### TRY IT
Select the lines of the records containing the word "نیاز" and list them.

== Segment start ==

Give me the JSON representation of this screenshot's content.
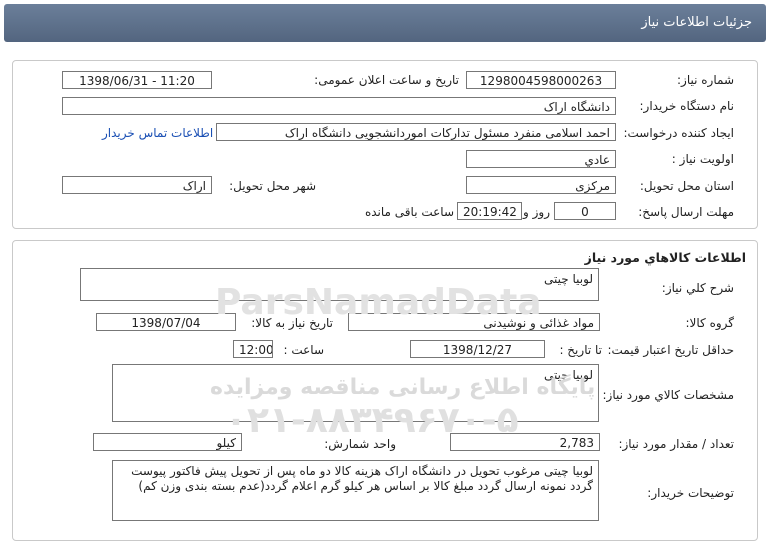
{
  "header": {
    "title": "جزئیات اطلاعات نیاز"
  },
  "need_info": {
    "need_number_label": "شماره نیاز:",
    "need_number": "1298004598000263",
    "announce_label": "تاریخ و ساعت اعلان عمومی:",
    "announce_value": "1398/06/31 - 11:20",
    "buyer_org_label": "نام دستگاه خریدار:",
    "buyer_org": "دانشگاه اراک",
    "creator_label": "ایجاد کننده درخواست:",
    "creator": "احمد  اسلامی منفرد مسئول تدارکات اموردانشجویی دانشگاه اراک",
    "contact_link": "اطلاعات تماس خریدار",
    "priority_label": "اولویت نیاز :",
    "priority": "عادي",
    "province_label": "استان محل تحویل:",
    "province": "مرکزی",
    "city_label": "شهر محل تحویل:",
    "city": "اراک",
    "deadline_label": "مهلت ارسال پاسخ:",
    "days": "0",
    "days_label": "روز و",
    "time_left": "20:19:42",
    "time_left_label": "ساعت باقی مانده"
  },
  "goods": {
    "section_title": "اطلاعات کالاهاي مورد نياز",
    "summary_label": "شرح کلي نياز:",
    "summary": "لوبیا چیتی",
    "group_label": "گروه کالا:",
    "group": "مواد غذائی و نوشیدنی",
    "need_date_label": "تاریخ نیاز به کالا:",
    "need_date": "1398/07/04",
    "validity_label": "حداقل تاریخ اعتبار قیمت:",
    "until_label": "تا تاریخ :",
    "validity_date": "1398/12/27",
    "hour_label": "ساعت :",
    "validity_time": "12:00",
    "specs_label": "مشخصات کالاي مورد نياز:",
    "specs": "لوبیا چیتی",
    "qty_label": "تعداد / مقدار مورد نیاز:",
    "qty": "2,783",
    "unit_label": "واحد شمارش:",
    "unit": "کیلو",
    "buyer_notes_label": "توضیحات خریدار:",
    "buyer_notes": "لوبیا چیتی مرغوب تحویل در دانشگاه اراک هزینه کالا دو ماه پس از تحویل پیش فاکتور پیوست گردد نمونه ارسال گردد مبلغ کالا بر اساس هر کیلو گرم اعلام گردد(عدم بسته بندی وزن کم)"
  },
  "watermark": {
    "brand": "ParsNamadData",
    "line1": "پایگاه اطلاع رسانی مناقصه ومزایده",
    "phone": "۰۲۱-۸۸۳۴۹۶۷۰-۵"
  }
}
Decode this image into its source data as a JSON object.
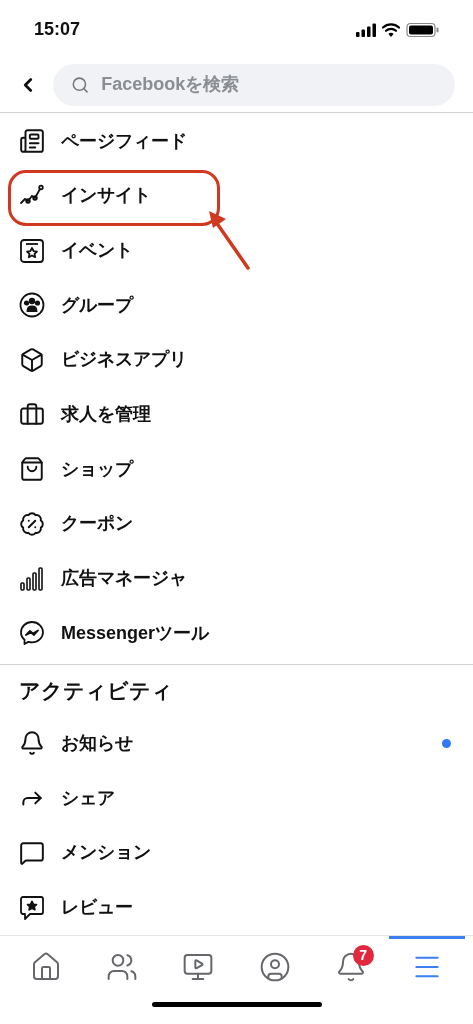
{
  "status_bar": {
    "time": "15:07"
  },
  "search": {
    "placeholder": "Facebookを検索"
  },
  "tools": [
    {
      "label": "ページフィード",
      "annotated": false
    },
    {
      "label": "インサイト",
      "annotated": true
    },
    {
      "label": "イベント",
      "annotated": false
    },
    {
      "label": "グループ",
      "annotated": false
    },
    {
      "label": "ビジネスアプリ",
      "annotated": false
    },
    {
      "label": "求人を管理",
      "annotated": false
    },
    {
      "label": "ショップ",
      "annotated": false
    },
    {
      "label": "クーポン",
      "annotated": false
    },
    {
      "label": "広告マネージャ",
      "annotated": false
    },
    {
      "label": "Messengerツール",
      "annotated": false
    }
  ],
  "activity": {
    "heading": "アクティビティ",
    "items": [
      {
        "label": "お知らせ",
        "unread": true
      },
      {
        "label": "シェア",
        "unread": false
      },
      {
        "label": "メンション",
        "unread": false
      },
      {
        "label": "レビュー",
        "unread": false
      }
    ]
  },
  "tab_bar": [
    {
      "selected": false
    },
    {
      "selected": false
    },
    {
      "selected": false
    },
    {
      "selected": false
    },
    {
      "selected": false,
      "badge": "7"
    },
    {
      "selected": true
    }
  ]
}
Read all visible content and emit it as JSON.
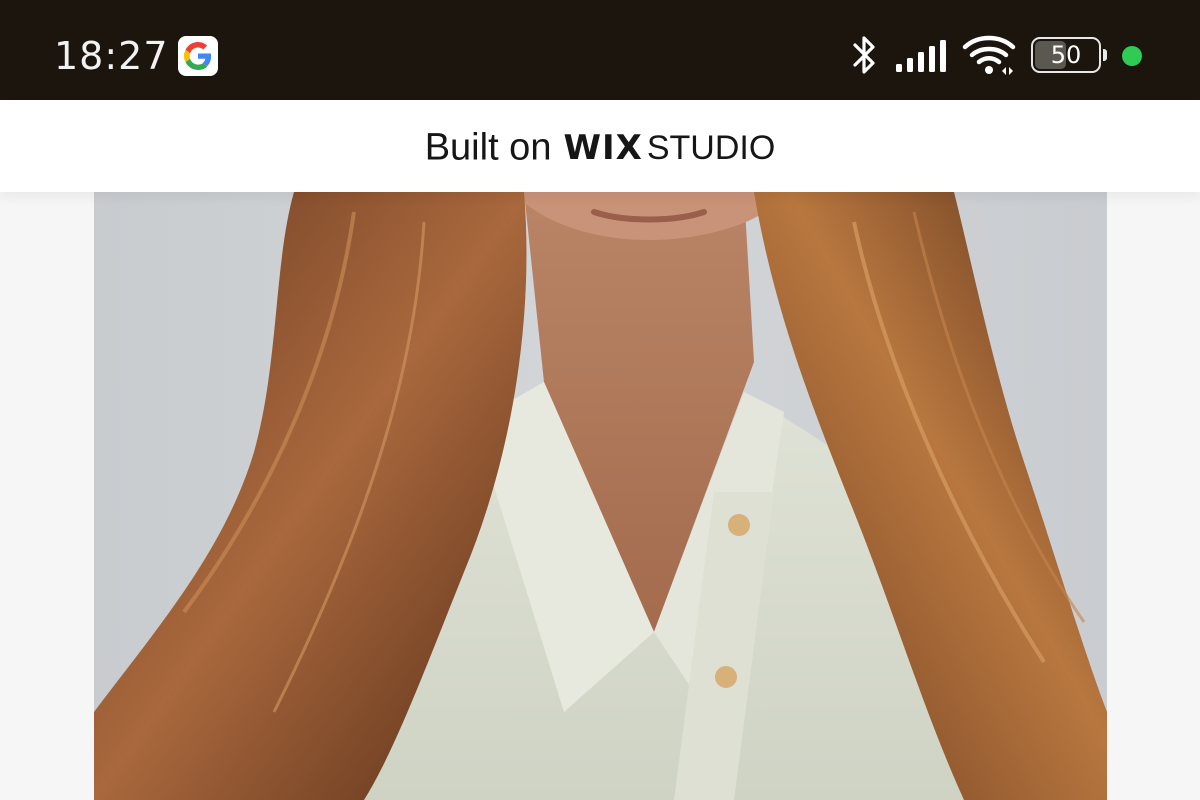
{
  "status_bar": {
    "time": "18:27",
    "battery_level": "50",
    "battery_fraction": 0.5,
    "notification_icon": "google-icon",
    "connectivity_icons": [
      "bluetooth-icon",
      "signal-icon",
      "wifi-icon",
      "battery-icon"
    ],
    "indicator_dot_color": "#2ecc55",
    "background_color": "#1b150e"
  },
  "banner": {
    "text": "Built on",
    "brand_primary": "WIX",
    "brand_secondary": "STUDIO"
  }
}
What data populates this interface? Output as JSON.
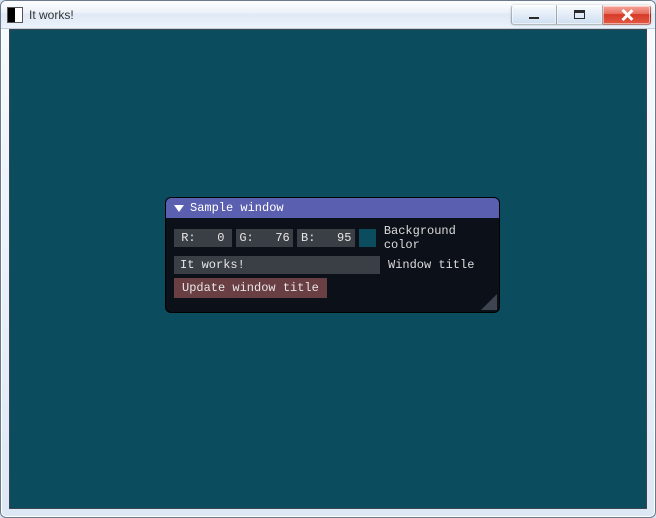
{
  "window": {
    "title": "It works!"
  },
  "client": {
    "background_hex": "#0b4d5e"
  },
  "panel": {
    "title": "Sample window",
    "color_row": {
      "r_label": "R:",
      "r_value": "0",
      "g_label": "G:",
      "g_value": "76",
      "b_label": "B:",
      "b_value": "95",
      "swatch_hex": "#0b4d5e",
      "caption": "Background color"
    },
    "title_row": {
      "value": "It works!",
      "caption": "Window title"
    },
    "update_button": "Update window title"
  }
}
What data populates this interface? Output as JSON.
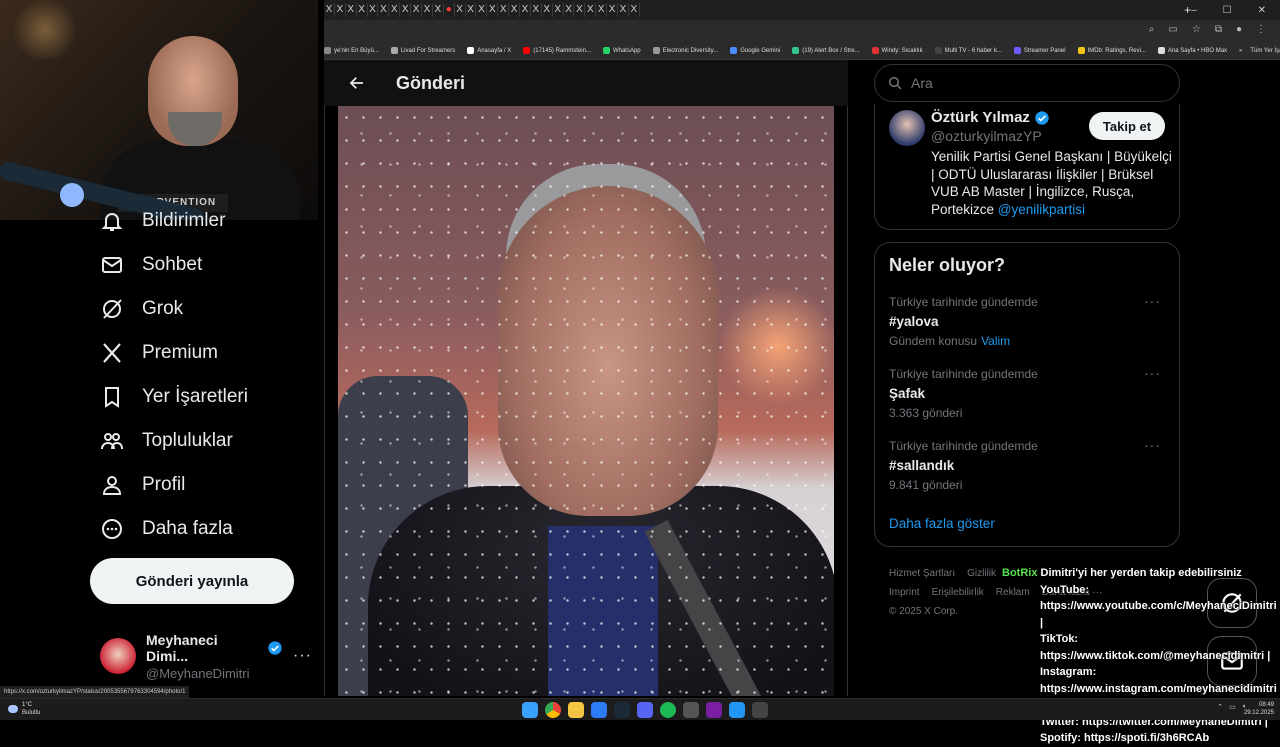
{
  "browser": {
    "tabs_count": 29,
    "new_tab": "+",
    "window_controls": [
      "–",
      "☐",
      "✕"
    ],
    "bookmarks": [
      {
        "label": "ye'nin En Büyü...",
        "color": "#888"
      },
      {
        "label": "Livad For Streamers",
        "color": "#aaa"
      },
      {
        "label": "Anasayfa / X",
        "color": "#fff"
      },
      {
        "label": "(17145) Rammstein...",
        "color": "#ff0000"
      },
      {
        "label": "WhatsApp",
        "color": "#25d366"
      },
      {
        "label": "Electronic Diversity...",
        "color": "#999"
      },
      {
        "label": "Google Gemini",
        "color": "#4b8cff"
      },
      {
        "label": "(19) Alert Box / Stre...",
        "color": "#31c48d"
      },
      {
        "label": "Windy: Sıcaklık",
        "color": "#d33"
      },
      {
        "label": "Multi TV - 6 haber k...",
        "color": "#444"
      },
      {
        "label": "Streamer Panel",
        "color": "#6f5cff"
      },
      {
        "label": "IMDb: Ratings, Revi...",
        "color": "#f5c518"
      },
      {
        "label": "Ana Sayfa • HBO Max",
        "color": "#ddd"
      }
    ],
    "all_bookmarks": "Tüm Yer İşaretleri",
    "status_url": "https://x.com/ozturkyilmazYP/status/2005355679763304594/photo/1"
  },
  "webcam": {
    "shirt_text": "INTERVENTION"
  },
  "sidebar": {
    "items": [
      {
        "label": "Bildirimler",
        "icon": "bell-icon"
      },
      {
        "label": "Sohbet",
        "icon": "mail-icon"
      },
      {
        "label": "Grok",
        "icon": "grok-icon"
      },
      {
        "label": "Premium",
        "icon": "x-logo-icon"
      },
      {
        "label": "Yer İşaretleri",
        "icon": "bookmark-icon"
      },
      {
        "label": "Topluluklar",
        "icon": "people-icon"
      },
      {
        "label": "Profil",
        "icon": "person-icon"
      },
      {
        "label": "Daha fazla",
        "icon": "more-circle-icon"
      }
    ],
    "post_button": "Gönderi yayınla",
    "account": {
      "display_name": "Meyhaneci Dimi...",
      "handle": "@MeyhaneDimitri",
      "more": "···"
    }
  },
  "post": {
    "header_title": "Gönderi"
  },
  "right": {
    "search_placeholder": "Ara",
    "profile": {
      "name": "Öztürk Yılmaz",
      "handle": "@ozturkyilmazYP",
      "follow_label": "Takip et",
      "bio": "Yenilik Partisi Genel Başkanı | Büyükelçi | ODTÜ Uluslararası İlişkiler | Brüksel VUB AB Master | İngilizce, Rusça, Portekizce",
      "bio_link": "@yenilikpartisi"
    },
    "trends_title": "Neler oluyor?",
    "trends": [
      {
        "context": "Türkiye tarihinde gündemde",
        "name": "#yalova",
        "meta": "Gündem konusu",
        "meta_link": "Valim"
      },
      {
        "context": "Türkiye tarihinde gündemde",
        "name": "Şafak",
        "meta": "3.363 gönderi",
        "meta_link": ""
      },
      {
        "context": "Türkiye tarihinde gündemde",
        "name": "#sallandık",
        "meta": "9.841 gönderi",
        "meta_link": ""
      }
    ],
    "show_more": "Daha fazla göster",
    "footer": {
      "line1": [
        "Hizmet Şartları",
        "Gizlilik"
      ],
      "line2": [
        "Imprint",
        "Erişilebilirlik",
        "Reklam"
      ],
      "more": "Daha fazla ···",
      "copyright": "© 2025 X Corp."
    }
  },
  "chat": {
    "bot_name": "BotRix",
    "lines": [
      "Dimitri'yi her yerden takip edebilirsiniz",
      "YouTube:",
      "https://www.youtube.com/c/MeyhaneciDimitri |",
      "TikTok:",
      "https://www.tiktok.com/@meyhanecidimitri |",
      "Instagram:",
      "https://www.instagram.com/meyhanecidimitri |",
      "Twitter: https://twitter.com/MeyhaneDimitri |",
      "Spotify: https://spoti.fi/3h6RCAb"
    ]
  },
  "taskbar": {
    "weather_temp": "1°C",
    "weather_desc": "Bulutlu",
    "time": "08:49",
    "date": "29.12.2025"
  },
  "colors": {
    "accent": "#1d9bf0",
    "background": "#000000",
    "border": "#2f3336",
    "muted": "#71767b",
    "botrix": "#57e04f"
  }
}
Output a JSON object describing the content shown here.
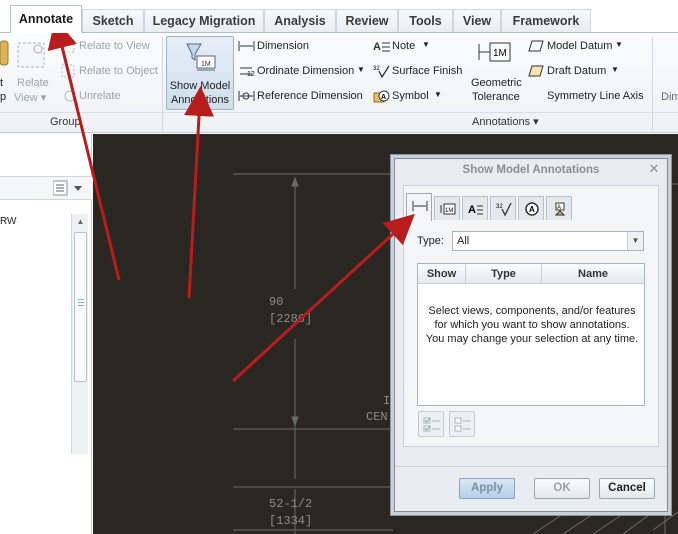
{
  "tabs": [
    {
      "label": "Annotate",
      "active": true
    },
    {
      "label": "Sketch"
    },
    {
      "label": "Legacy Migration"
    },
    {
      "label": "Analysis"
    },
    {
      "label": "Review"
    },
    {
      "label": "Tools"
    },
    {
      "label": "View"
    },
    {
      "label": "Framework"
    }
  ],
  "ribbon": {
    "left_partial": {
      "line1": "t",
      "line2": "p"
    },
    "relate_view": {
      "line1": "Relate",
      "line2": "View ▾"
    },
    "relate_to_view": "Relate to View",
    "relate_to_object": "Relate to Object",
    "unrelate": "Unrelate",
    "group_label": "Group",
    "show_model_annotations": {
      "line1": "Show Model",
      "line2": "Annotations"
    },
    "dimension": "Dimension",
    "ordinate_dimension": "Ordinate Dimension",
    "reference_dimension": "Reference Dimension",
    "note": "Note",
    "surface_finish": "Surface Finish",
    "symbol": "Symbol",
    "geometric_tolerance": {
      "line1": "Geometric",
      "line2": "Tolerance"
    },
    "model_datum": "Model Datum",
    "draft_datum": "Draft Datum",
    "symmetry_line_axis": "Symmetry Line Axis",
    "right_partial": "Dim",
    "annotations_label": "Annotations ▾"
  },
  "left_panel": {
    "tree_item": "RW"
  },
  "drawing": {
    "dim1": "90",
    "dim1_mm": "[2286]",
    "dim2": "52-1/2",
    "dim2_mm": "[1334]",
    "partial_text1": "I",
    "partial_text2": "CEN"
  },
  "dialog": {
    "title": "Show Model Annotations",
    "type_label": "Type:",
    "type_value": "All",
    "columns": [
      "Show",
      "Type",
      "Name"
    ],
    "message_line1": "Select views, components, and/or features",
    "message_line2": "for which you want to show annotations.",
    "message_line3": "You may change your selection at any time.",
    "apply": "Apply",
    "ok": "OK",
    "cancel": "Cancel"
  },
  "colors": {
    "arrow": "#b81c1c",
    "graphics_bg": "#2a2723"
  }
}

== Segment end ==

### TASK SOLUTION
    "title": "جزئیات اطلاعات نیاز"
    "need_number_label": "شماره نیاز:",
    "priority_label": "اولویت نیاز :",
    "need_date_label": "تاریخ نیاز به کالا:",
    "qty_label": "تعداد / مقدار مورد نیاز:",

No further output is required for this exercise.